Figure 4C: SD-OCT of the right eye inferotemporal to the macula. Note the lumpy-bumpy RPE elevation and overlying intraretinal infiltration/hyperreflectivity.
Her past ocular history was unremarkable. Ten months earlier, the patient was diagnosed with diffuse large B cell lymphoma (DLBCL) confined to the retroperitoneum, and had completed treatment with R-EPOCH. At the time of diagnosis of DLBCL, she was found to have MRI findings concerning for leptomeningeal involvement but she had no focal symptoms and CSF examination did not show evidence of NHL. She was prophylactically treated with intrathecal methotrexate. Following completion of treatment and three months prior to presentation she had a negative PET/CT scan and was currently considered to be in remission.
Diagnosis and Patient Course

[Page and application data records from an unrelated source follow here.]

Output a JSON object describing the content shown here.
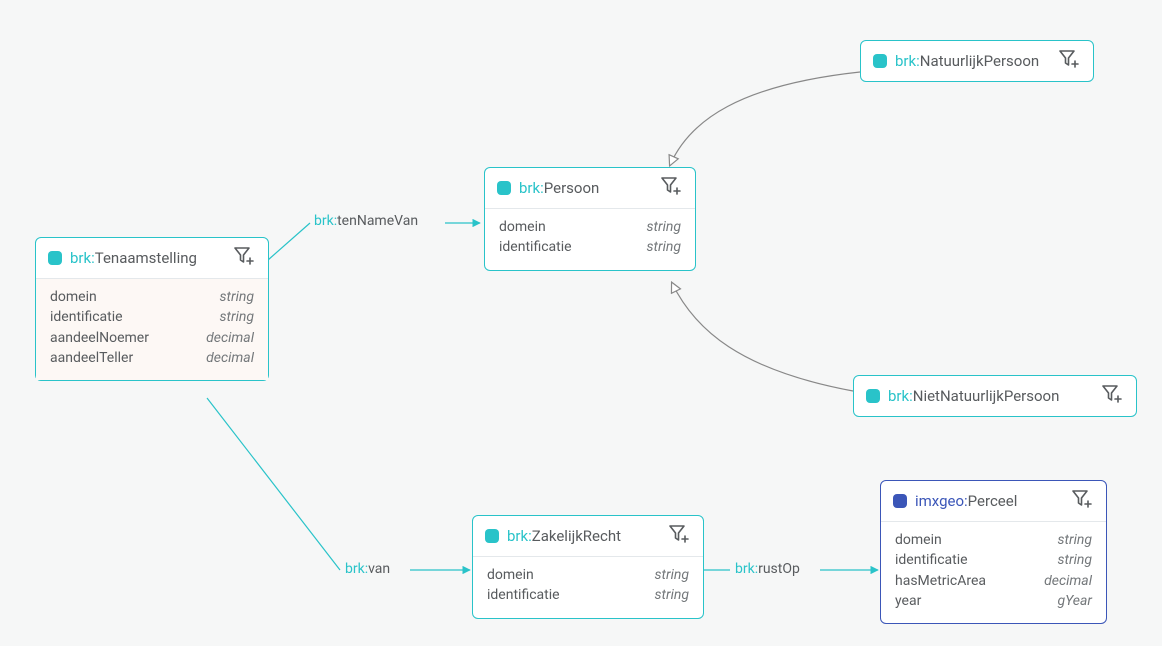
{
  "nodes": {
    "tenaamstelling": {
      "prefix": "brk:",
      "name": "Tenaamstelling",
      "attrs": [
        {
          "name": "domein",
          "type": "string"
        },
        {
          "name": "identificatie",
          "type": "string"
        },
        {
          "name": "aandeelNoemer",
          "type": "decimal"
        },
        {
          "name": "aandeelTeller",
          "type": "decimal"
        }
      ]
    },
    "persoon": {
      "prefix": "brk:",
      "name": "Persoon",
      "attrs": [
        {
          "name": "domein",
          "type": "string"
        },
        {
          "name": "identificatie",
          "type": "string"
        }
      ]
    },
    "natuurlijkPersoon": {
      "prefix": "brk:",
      "name": "NatuurlijkPersoon",
      "attrs": []
    },
    "nietNatuurlijkPersoon": {
      "prefix": "brk:",
      "name": "NietNatuurlijkPersoon",
      "attrs": []
    },
    "zakelijkRecht": {
      "prefix": "brk:",
      "name": "ZakelijkRecht",
      "attrs": [
        {
          "name": "domein",
          "type": "string"
        },
        {
          "name": "identificatie",
          "type": "string"
        }
      ]
    },
    "perceel": {
      "prefix": "imxgeo:",
      "name": "Perceel",
      "attrs": [
        {
          "name": "domein",
          "type": "string"
        },
        {
          "name": "identificatie",
          "type": "string"
        },
        {
          "name": "hasMetricArea",
          "type": "decimal"
        },
        {
          "name": "year",
          "type": "gYear"
        }
      ]
    }
  },
  "edges": {
    "tenNameVan": {
      "prefix": "brk:",
      "name": "tenNameVan"
    },
    "van": {
      "prefix": "brk:",
      "name": "van"
    },
    "rustOp": {
      "prefix": "brk:",
      "name": "rustOp"
    }
  }
}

The clinical suspicion for vitreoretinal lymphoma was high given the patient’s recent diagnosis and treatment of DLBCL. The appearance of large anterior vitreous cells, lumpy-bumpy appearance on OCT and fluorescein angiography findings are also consistent with this diagnosis. Repeat staging was performed by the patient’s primary oncologist and no other organ involvement was identified. In a patient with unilateral vitreoretinal lymphoma with no evidence of systemic activity, treatment options include intravitreal methotrexate, external beam radiotherapy and high dose systemic chemotherapy. The patient has opted to proceed with several cycles of systemic chemotherapy including intravenous methotrexate.
Intraocular lymphomas can be categorized by the region of involvement (vitreoretinal lymphoma (VRL), choroidal lymphoma, and iridial lymphoma). VRL may be either primary or secondary. Primary VRL is considered a subset of CNS lymphoma where as secondary VRL is associated with systemic lymphoma elsewhere in the body.1 Approximately 20% of patients diagnosed with primary CNS lymphoma go on to develop vitreoretinal involvement.2 Of those with primary vitreoretinal lymphoma, up to 90% will subsequently develop CNS involvement.3 Secondary ocular involvement of systemic lymphoma most commonly involves the choroid but can present with vitreoretinal involvement alone in 5% of cases.1
Cytological examination of vitreous or chorioretinal biopsies is the gold standard for diagnosis. Positive biopsies show large atypical lymphoid cells with pleomorphic nuclei, scant basophilic cytoplasm and prominent nucleoli.4 Unfortunately only 50 % of VRL cases yield a positive diagnosis on cytology from vitreous or chorioretinal biopsy.4 PCR for mutation in the MYD88 gene can also be performed on biopsy specimens and aid in a positive diagnosis.5
Treatment of VRL depends on the extent of disease. Management options have been reviewed by Pulido et al. (2018), and the following summarizes their recommendations.6 When disease is unilateral and there is no evidence of CNS or systemic involvement, local therapy can be considered. Local intravitreal therapies include intravitreal methotrexate and/or intravitreal rituximab. Monitoring of treatment efficacy and recurrence while on intravitreal treatment can be performed via aqueous sampling and quantitative testing of interleukin-10. Local treatment with external beam radiotherapy is another alternative for unilateral disease, however the risk of radiation retinopathy needs to be considered. In patients with bilateral VRL, or associated CNS or systemic involvement, systemic treatment with methotrexate or rituximab is often used in conjunction with intravitreal therapy. When there is recurrence of disease, stem cell transplant can also be considered.